I’ve been sick for a few days now. I guess that’s what happens when you alternate between days of being awake way too long and days of sleeping way too long for an entire week or more. During this time, I’d lost all sense of time and some of my grasp on reality. I wasn’t productive, and all I really did was sleep. Last night, my level of indifference and self-acquired loathing reached a peak, and I thus decided to watch the movie About Time on my iPhone, eating snacks in bed (including but not limited to shrimp chips, Snickers almond bar, and pumpkin seeds from Halloween) despite my exponentially piling list of unattended responsibilities.
The lesson I grasped from the movie was nothing profoundly different from lessons I have blogged about before. But it was presented in a different way, and this time it seemed to click a little better for me. Although in real life, we can’t really travel in time, we can be like the character in the film and pretend that every day is a day we have traveled back to re-live with more enjoyment and attention.
If it takes a metaphor of fantasy to get me to be productive and enjoy each day for what it is, no matter how busy or stressful the circumstances, then I’ll take it.
Today (Thursday 2/13), we had the fourth snow day of the year. Prior to this news, it was to be a pretty intense day from 9am to 9pm. Damng. (I just made a new word by accident. Damn + Dang = Damng?!)
But first, a small flashback to Wednesday 2/5/2014!
Dinner @ Nha Trang Palace — Who do you think is Photoshopped, me or Richard?!
Vietnamese food & cake!
Karaoke @ 100 Fun (KTV | BAR | LOUNGE)
Alright, and now to address the title of this post, let me establish a clearer timeline:
24 year old Asian male complains of alternating insomnia and hypersomnia associated with a “nocturnal” sleeping schedule and “strange dreams” x 2 days.
Why, in this day and age, is this still a thing? This is unacceptable.
A bunch of errors happened idiopathically, which ended up freezing my account.
I depend on my Gmail account for so many things. Now I don’t know when I’ll regain access.
Update: ~20 minutes later, it’s back up. But chat is still weird, with “history off.” And apparently I wasn’t alone.
I was also told Google’s stock went down 2.5% during that time.
In life, there is a balance. Between…
- good and evil
- love and hate
- work and play
- studying and filming
You’ll notice that I put the “better” things first and the “worse” things second. You may not agree with my categorizations. But work and studying are good, are they not?

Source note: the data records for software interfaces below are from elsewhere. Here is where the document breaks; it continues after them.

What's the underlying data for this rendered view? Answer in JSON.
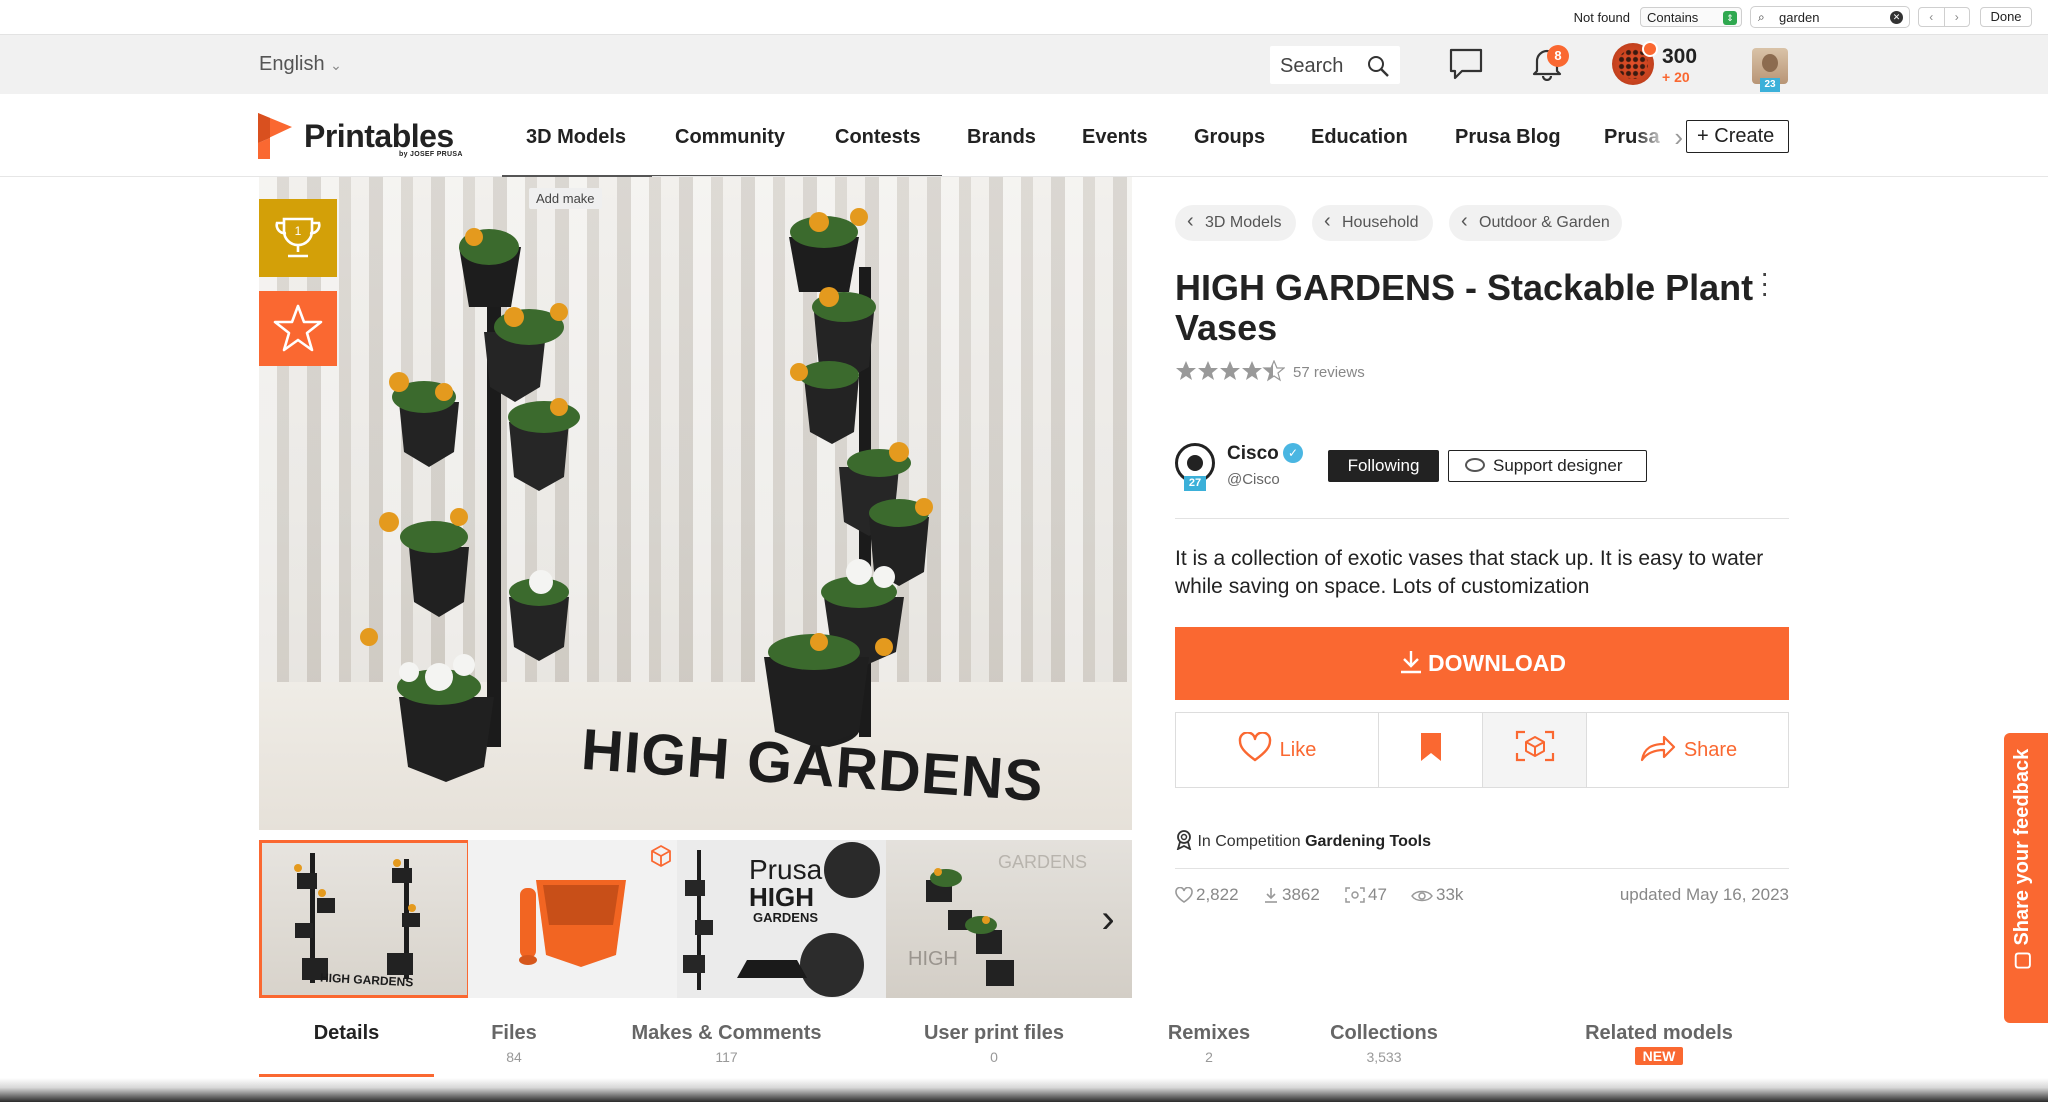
{
  "findbar": {
    "status": "Not found",
    "mode": "Contains",
    "query": "garden",
    "prev": "‹",
    "next": "›",
    "done": "Done"
  },
  "topbar": {
    "language": "English",
    "search_placeholder": "Search",
    "notifications_count": "8",
    "points": "300",
    "points_gain": "+ 20",
    "user_level": "23"
  },
  "nav": {
    "logo": "Printables",
    "logo_sub": "by JOSEF PRUSA",
    "items": [
      "3D Models",
      "Community",
      "Contests",
      "Brands",
      "Events",
      "Groups",
      "Education",
      "Prusa Blog",
      "Prusa"
    ],
    "create": "Create"
  },
  "gallery": {
    "add_make": "Add make",
    "hero_text": "HIGH GARDENS",
    "thumbs": [
      {
        "label": "HIGH GARDENS"
      },
      {
        "label": ""
      },
      {
        "label_top": "Prusa",
        "label_mid": "HIGH",
        "label_bottom": "GARDENS"
      },
      {
        "label_top": "GARDENS",
        "label_bottom": "HIGH"
      }
    ]
  },
  "breadcrumbs": [
    "3D Models",
    "Household",
    "Outdoor & Garden"
  ],
  "model": {
    "title": "HIGH GARDENS - Stackable Plant Vases",
    "rating": 4.5,
    "reviews": "57 reviews",
    "description": "It is a collection of exotic vases that stack up. It is easy to water while saving on space. Lots of customization",
    "download": "DOWNLOAD",
    "like": "Like",
    "share": "Share",
    "competition_prefix": "In Competition",
    "competition_name": "Gardening Tools",
    "updated": "updated May 16, 2023"
  },
  "designer": {
    "name": "Cisco",
    "handle": "@Cisco",
    "level": "27",
    "following": "Following",
    "support": "Support designer"
  },
  "stats": {
    "likes": "2,822",
    "downloads": "3862",
    "makes": "47",
    "views": "33k"
  },
  "tabs": [
    {
      "label": "Details",
      "count": ""
    },
    {
      "label": "Files",
      "count": "84"
    },
    {
      "label": "Makes & Comments",
      "count": "117"
    },
    {
      "label": "User print files",
      "count": "0"
    },
    {
      "label": "Remixes",
      "count": "2"
    },
    {
      "label": "Collections",
      "count": "3,533"
    },
    {
      "label": "Related models",
      "count": "",
      "badge": "NEW"
    }
  ],
  "feedback": "Share your feedback",
  "colors": {
    "accent": "#fa6831",
    "gold": "#d3a008",
    "text": "#222222",
    "verified": "#4ab6e2"
  }
}
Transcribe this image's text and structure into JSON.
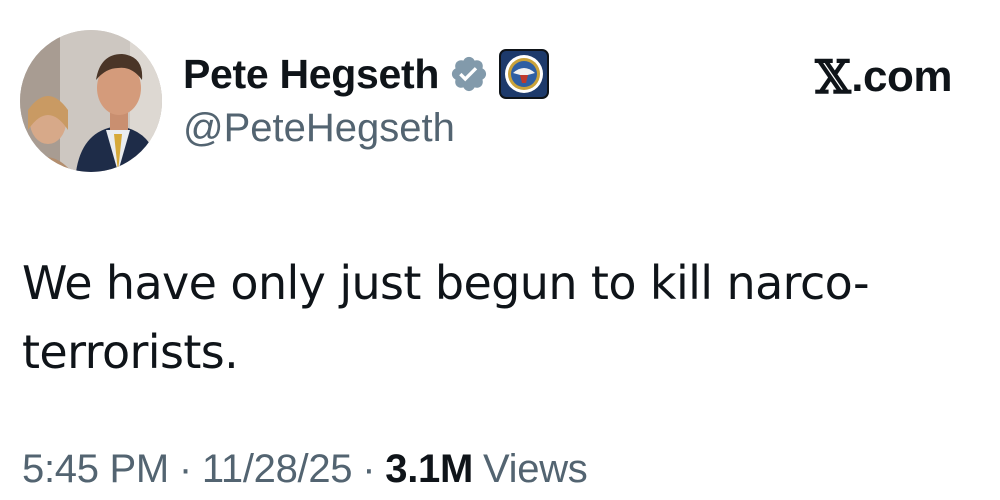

And filming. I’ve been filming so much, and it’s been really fun and a lot of work. However, it’s exactly what I told myself NOT to do as I was directing the video this time last year. But there’s no question about it: I’m excited for the final product.
For each of the following pictures, I implore you to decide: studying or filming? Trick question.